DIRECTIONS FOR THIS TASK
Exactly as they stand, set down all of the records again.

══ GIVEN ENTRIES

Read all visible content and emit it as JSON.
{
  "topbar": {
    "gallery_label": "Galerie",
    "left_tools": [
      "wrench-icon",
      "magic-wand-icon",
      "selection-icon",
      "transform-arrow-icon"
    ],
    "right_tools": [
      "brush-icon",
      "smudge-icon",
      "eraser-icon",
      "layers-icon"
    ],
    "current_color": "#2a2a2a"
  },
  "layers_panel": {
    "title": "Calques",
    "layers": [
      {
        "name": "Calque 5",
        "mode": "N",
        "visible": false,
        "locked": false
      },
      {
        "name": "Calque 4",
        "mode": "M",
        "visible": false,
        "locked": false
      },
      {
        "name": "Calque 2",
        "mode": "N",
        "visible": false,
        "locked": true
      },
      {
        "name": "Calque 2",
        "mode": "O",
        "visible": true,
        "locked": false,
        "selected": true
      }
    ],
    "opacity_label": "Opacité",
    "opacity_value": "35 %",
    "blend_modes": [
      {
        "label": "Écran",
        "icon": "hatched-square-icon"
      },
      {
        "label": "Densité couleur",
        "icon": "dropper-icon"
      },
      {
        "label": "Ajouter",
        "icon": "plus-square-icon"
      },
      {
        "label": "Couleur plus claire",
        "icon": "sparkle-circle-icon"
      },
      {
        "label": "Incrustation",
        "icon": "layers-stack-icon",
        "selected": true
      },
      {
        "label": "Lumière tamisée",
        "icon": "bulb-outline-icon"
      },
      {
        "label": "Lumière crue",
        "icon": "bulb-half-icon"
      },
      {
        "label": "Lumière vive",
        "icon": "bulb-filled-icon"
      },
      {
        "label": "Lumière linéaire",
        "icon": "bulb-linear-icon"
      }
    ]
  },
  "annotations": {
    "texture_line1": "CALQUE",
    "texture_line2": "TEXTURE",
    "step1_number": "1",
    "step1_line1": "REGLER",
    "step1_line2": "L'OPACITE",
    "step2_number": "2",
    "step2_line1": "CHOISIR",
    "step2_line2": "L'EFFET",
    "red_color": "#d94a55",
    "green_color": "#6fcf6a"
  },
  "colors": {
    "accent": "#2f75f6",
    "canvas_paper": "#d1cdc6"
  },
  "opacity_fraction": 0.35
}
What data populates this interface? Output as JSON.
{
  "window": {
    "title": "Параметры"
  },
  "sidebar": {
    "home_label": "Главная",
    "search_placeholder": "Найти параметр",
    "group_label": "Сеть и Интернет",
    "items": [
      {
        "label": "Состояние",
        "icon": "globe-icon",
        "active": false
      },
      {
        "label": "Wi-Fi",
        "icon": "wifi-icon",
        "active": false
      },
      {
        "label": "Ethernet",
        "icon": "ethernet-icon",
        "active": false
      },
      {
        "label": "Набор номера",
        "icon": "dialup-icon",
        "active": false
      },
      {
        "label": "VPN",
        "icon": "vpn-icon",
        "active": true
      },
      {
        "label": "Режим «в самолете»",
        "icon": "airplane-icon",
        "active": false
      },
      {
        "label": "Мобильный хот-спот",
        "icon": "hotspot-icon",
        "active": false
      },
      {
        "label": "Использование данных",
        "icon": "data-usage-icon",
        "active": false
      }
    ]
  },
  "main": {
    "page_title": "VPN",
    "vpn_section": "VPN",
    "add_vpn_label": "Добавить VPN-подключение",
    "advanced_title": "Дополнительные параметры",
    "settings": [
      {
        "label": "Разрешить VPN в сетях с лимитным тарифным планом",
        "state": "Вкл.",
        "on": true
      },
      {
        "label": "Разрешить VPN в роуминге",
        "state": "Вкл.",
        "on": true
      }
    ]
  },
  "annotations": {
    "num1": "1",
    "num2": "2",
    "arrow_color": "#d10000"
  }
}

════

ANSWER FOR THE TASK
Read all visible content and emit it as JSON.
{
  "topbar": {
    "gallery_label": "Galerie",
    "left_tools": [
      "wrench-icon",
      "magic-wand-icon",
      "selection-icon",
      "transform-arrow-icon"
    ],
    "right_tools": [
      "brush-icon",
      "smudge-icon",
      "eraser-icon",
      "layers-icon"
    ],
    "current_color": "#2a2a2a"
  },
  "layers_panel": {
    "title": "Calques",
    "layers": [
      {
        "name": "Calque 5",
        "mode": "N",
        "visible": false,
        "locked": false
      },
      {
        "name": "Calque 4",
        "mode": "M",
        "visible": false,
        "locked": false
      },
      {
        "name": "Calque 2",
        "mode": "N",
        "visible": false,
        "locked": true
      },
      {
        "name": "Calque 2",
        "mode": "O",
        "visible": true,
        "locked": false,
        "selected": true
      }
    ],
    "opacity_label": "Opacité",
    "opacity_value": "35 %",
    "blend_modes": [
      {
        "label": "Écran",
        "icon": "hatched-square-icon"
      },
      {
        "label": "Densité couleur",
        "icon": "dropper-icon"
      },
      {
        "label": "Ajouter",
        "icon": "plus-square-icon"
      },
      {
        "label": "Couleur plus claire",
        "icon": "sparkle-circle-icon"
      },
      {
        "label": "Incrustation",
        "icon": "layers-stack-icon",
        "selected": true
      },
      {
        "label": "Lumière tamisée",
        "icon": "bulb-outline-icon"
      },
      {
        "label": "Lumière crue",
        "icon": "bulb-half-icon"
      },
      {
        "label": "Lumière vive",
        "icon": "bulb-filled-icon"
      },
      {
        "label": "Lumière linéaire",
        "icon": "bulb-linear-icon"
      }
    ]
  },
  "annotations": {
    "texture_line1": "CALQUE",
    "texture_line2": "TEXTURE",
    "step1_number": "1",
    "step1_line1": "REGLER",
    "step1_line2": "L'OPACITE",
    "step2_number": "2",
    "step2_line1": "CHOISIR",
    "step2_line2": "L'EFFET",
    "red_color": "#d94a55",
    "green_color": "#6fcf6a"
  },
  "colors": {
    "accent": "#2f75f6",
    "canvas_paper": "#d1cdc6"
  },
  "opacity_fraction": 0.35
}
What data populates this interface? Output as JSON.
{
  "window": {
    "title": "Параметры"
  },
  "sidebar": {
    "home_label": "Главная",
    "search_placeholder": "Найти параметр",
    "group_label": "Сеть и Интернет",
    "items": [
      {
        "label": "Состояние",
        "icon": "globe-icon",
        "active": false
      },
      {
        "label": "Wi-Fi",
        "icon": "wifi-icon",
        "active": false
      },
      {
        "label": "Ethernet",
        "icon": "ethernet-icon",
        "active": false
      },
      {
        "label": "Набор номера",
        "icon": "dialup-icon",
        "active": false
      },
      {
        "label": "VPN",
        "icon": "vpn-icon",
        "active": true
      },
      {
        "label": "Режим «в самолете»",
        "icon": "airplane-icon",
        "active": false
      },
      {
        "label": "Мобильный хот-спот",
        "icon": "hotspot-icon",
        "active": false
      },
      {
        "label": "Использование данных",
        "icon": "data-usage-icon",
        "active": false
      }
    ]
  },
  "main": {
    "page_title": "VPN",
    "vpn_section": "VPN",
    "add_vpn_label": "Добавить VPN-подключение",
    "advanced_title": "Дополнительные параметры",
    "settings": [
      {
        "label": "Разрешить VPN в сетях с лимитным тарифным планом",
        "state": "Вкл.",
        "on": true
      },
      {
        "label": "Разрешить VPN в роуминге",
        "state": "Вкл.",
        "on": true
      }
    ]
  },
  "annotations": {
    "num1": "1",
    "num2": "2",
    "arrow_color": "#d10000"
  }
}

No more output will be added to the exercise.